Your goal - For every line in the entries that contains "каре", show the whole line.

===== Information

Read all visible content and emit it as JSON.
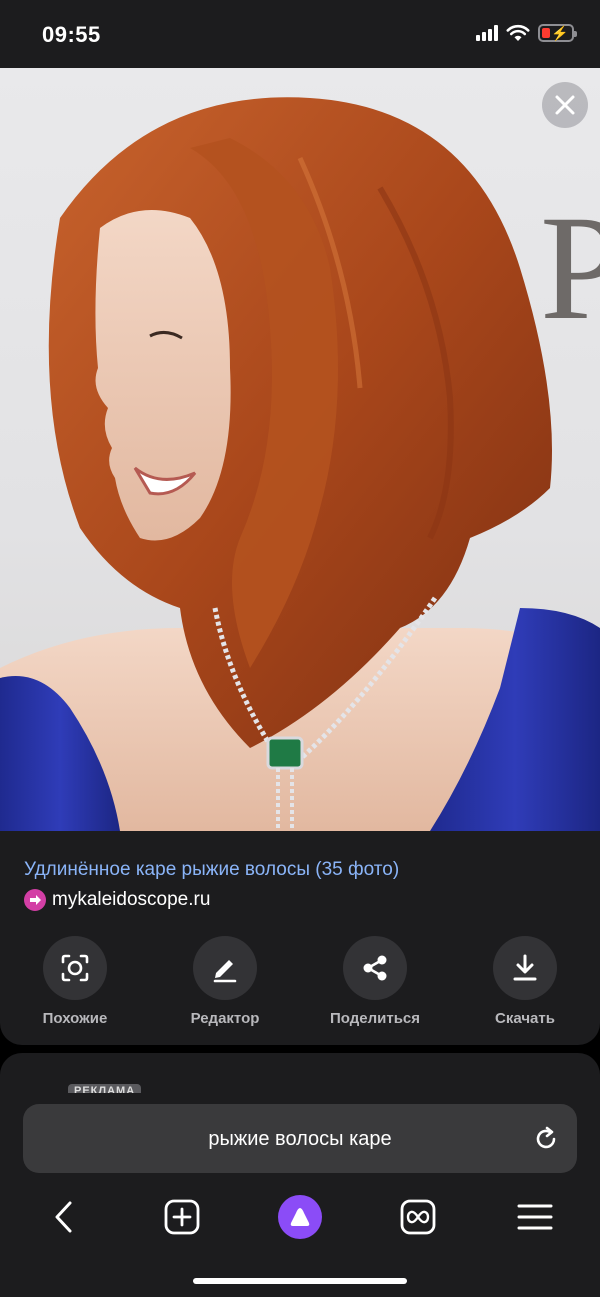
{
  "status_bar": {
    "time": "09:55"
  },
  "image_result": {
    "title": "Удлинённое каре рыжие волосы (35 фото)",
    "source": "mykaleidoscope.ru"
  },
  "actions": [
    {
      "label": "Похожие",
      "icon": "lens-scan-icon"
    },
    {
      "label": "Редактор",
      "icon": "pencil-icon"
    },
    {
      "label": "Поделиться",
      "icon": "share-icon"
    },
    {
      "label": "Скачать",
      "icon": "download-icon"
    }
  ],
  "ad": {
    "badge": "РЕКЛАМА"
  },
  "search": {
    "query": "рыжие волосы каре"
  },
  "colors": {
    "link": "#8ab4f8",
    "alice_purple": "#8b4cf7",
    "battery_low": "#ff3b30"
  }
}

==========

Task result -
    "title": "Удлинённое каре рыжие волосы (35 фото)",
    "query": "рыжие волосы каре"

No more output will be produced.